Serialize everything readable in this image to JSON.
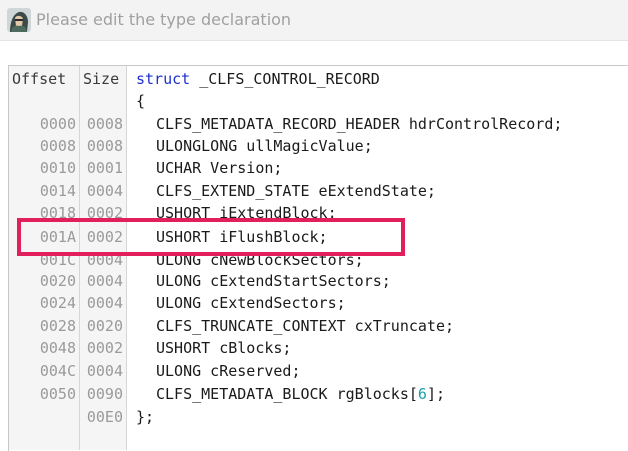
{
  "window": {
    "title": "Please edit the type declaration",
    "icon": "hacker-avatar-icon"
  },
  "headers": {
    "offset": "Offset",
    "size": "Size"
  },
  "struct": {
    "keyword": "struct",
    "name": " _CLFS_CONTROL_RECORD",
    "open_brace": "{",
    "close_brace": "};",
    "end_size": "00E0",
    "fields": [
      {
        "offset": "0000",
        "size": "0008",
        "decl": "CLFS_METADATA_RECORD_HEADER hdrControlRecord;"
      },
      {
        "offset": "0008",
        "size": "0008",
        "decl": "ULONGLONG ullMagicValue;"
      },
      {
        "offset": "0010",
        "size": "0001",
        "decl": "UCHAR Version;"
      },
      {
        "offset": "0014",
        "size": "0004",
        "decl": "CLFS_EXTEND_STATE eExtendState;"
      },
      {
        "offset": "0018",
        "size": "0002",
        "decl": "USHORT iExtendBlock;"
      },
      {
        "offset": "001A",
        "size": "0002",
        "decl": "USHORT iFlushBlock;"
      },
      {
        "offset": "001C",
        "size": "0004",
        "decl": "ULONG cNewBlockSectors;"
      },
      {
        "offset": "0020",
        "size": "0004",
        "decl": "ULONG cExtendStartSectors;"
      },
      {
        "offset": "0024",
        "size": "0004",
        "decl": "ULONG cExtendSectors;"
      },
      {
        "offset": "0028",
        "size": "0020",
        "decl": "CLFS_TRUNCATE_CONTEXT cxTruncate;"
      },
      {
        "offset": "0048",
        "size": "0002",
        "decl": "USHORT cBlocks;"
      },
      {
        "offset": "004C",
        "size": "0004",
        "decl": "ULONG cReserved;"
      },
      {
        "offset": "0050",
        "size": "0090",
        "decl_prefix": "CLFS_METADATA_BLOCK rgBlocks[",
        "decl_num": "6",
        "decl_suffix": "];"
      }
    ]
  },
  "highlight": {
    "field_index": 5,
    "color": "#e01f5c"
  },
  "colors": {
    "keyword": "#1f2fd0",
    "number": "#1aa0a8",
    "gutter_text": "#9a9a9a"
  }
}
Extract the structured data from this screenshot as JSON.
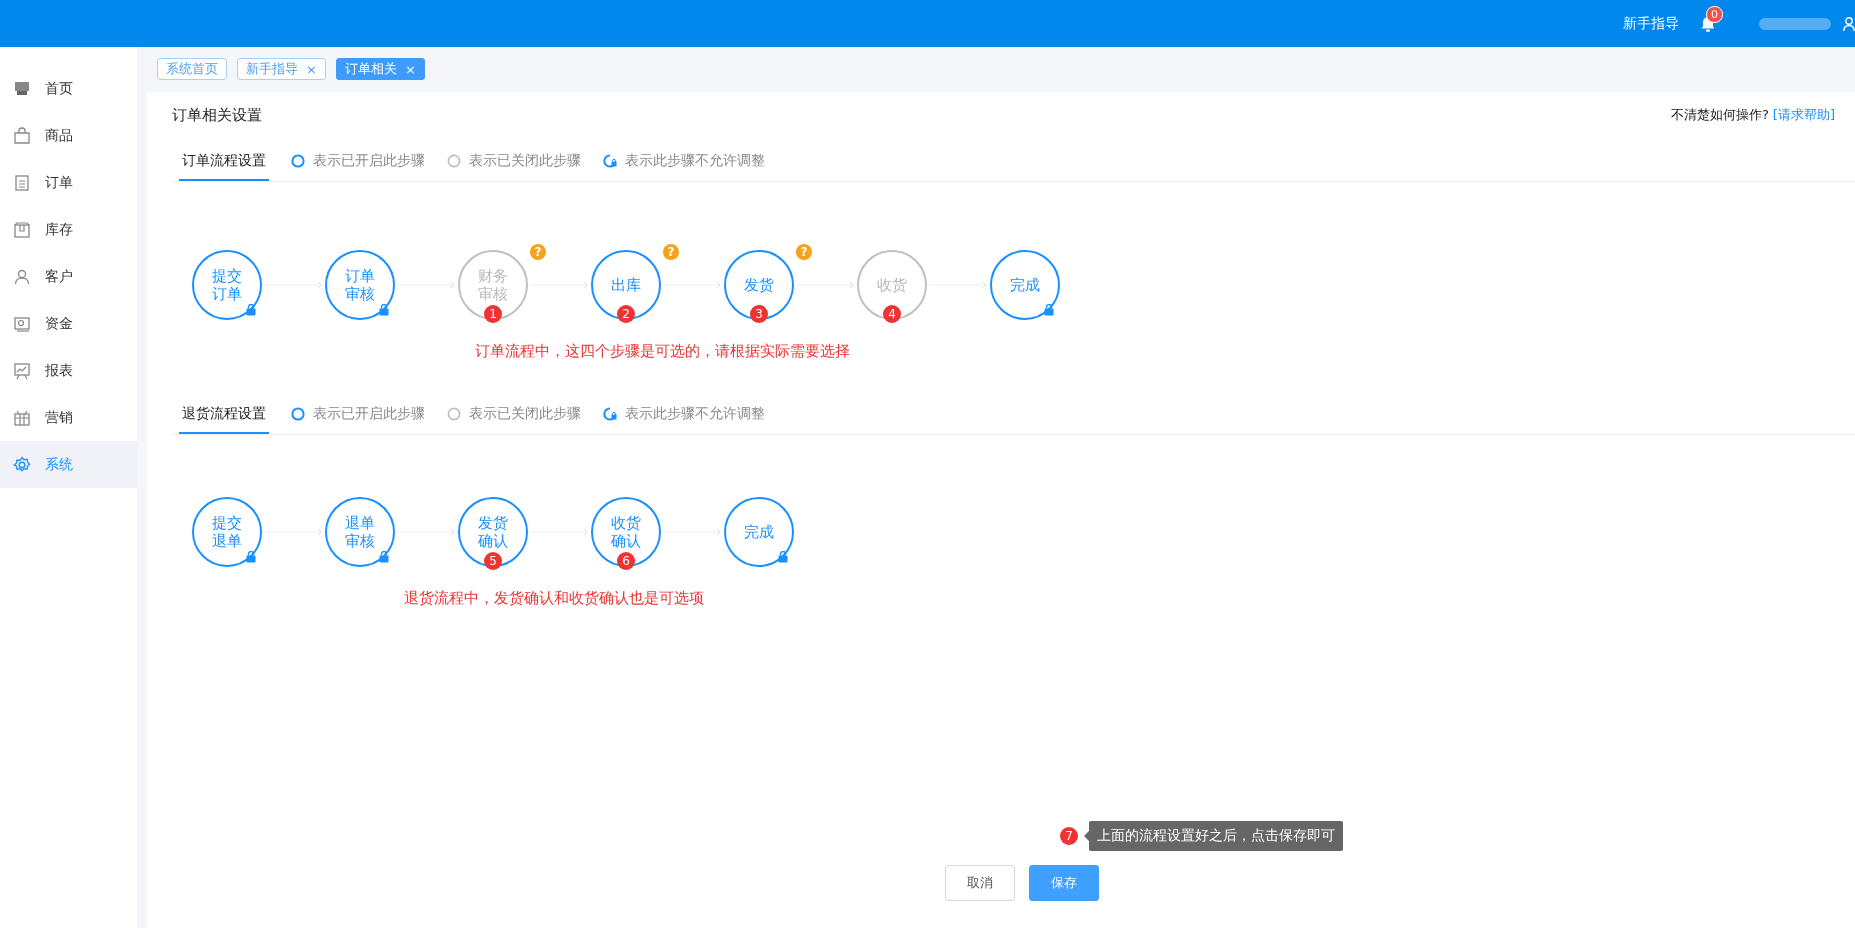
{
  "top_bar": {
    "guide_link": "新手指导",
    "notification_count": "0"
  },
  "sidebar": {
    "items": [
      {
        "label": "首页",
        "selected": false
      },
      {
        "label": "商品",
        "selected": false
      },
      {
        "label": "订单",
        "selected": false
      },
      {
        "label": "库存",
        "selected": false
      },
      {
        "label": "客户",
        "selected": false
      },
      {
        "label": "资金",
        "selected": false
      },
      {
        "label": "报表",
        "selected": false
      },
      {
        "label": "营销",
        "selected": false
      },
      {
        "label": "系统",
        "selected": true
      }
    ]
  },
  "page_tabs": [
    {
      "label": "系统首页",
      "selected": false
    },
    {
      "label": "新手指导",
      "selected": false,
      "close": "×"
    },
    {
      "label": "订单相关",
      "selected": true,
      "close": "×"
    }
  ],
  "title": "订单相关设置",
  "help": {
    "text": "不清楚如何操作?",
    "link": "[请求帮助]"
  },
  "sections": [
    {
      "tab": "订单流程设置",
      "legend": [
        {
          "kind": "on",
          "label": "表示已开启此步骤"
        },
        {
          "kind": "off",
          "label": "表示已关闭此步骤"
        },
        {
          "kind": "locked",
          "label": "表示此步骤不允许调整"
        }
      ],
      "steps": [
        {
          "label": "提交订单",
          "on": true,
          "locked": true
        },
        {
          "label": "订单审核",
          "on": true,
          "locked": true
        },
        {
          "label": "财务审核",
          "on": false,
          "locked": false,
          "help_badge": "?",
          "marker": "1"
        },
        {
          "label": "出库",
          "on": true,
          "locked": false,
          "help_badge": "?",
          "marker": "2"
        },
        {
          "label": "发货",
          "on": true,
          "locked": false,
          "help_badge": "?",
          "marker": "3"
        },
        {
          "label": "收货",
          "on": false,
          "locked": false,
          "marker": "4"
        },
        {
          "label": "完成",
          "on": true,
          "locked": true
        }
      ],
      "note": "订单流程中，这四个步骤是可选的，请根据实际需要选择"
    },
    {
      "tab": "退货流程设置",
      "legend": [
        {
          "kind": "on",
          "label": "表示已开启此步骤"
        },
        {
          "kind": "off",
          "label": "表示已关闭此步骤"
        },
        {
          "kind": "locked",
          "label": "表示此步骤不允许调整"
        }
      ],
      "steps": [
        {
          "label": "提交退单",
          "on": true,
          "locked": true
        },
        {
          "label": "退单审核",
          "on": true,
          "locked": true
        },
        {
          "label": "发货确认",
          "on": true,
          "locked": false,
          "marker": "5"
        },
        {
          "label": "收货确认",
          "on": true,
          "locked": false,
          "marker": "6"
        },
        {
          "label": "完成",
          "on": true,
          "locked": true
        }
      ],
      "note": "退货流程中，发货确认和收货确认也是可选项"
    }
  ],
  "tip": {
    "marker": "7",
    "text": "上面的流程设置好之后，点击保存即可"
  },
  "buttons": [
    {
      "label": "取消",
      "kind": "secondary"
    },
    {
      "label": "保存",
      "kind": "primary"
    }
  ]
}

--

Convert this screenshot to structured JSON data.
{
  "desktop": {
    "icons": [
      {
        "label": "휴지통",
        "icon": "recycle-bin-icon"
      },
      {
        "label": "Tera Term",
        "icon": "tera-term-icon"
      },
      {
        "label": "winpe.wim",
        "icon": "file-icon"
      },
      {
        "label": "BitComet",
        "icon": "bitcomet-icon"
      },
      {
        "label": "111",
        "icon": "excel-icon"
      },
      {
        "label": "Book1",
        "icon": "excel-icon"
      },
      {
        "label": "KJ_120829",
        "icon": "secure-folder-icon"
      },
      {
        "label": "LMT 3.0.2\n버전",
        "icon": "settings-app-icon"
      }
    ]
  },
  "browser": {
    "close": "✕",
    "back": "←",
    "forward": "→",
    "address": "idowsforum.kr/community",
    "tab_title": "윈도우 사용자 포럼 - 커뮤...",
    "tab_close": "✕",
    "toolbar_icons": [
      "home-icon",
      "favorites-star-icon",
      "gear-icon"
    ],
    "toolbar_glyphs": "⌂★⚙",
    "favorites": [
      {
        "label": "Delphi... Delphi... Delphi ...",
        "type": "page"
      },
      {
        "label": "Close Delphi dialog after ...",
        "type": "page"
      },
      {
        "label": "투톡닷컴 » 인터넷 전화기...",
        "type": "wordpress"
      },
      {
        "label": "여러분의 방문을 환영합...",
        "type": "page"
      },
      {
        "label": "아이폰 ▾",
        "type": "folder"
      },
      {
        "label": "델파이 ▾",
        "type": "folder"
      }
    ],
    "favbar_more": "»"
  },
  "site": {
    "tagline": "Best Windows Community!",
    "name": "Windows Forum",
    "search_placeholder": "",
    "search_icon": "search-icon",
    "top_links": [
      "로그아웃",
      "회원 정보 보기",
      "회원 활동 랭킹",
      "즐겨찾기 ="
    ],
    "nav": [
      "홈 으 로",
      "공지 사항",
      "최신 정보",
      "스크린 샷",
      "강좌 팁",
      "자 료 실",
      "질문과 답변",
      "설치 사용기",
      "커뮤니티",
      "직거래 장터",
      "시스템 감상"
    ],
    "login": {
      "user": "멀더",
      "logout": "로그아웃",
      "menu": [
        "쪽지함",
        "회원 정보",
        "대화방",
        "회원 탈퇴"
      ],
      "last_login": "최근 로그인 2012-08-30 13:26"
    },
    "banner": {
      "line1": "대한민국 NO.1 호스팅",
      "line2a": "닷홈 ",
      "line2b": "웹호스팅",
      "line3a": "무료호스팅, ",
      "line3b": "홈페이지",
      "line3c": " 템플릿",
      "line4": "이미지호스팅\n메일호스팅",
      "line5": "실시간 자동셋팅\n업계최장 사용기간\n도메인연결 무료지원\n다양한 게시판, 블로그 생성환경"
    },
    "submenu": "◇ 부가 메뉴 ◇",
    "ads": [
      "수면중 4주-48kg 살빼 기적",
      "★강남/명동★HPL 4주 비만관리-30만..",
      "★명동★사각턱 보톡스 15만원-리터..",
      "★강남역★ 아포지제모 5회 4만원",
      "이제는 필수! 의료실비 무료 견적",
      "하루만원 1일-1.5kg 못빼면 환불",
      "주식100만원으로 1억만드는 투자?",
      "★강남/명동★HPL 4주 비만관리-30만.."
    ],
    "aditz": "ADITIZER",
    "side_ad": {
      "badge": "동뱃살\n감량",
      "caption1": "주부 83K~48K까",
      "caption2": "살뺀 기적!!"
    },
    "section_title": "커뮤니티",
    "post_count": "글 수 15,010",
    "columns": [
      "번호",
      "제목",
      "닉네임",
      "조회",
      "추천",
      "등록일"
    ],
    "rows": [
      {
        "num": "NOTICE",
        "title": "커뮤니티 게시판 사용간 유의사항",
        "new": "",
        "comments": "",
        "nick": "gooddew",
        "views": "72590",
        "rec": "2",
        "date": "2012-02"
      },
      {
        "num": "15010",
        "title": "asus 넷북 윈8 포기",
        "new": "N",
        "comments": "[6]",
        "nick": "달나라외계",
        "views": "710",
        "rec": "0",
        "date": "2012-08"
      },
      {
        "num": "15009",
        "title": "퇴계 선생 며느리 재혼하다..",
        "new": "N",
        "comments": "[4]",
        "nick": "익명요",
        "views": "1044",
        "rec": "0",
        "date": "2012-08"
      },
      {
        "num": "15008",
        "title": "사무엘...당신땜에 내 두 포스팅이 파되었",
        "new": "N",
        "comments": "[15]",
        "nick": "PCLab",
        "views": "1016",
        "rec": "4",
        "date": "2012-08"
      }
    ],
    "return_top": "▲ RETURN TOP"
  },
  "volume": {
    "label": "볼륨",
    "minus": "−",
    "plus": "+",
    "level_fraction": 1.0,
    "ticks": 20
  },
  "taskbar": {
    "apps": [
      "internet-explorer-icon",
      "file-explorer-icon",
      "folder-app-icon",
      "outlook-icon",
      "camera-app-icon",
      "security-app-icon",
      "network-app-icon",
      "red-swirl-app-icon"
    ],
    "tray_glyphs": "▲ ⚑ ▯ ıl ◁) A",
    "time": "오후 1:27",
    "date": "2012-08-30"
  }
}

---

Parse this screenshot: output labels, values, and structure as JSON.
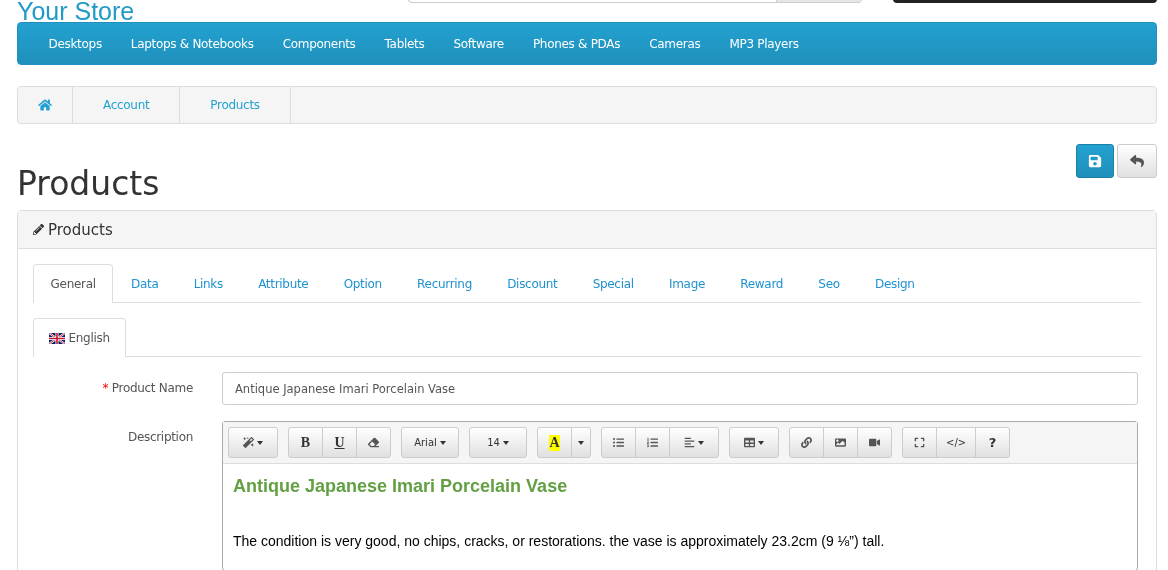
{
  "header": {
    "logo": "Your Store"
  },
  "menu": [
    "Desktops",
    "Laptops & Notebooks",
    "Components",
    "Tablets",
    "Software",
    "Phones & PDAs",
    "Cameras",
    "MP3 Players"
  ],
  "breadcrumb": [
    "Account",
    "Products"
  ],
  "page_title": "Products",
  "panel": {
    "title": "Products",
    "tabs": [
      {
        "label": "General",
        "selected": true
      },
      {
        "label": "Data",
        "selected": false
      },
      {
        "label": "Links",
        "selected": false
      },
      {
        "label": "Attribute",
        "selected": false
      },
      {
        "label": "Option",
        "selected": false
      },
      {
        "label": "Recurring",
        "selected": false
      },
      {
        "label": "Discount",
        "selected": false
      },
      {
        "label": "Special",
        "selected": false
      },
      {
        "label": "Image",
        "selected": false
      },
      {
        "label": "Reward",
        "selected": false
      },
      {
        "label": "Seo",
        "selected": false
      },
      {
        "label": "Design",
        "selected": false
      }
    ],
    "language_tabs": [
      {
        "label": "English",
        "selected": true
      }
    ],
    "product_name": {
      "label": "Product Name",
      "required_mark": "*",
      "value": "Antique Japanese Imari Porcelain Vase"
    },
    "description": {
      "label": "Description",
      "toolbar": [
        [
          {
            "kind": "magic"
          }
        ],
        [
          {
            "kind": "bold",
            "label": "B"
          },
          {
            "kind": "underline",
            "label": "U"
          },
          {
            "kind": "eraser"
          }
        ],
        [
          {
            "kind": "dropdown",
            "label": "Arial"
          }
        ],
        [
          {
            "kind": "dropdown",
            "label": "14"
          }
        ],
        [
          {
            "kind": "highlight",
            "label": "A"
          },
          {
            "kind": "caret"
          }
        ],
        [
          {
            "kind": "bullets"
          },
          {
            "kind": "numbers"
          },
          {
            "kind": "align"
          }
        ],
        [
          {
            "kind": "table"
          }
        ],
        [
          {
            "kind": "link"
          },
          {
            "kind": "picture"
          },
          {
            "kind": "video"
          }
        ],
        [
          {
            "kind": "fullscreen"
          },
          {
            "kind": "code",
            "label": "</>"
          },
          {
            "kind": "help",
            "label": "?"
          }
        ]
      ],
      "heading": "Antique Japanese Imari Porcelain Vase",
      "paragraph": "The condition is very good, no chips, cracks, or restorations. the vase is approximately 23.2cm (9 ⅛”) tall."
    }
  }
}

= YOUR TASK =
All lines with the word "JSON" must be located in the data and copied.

= WRITTEN SOLUTION =
Serialize everything readable in this image to JSON.
Extract the structured data from this screenshot as JSON.
Convert this screenshot to structured JSON data.
Parse this screenshot: output labels, values, and structure as JSON.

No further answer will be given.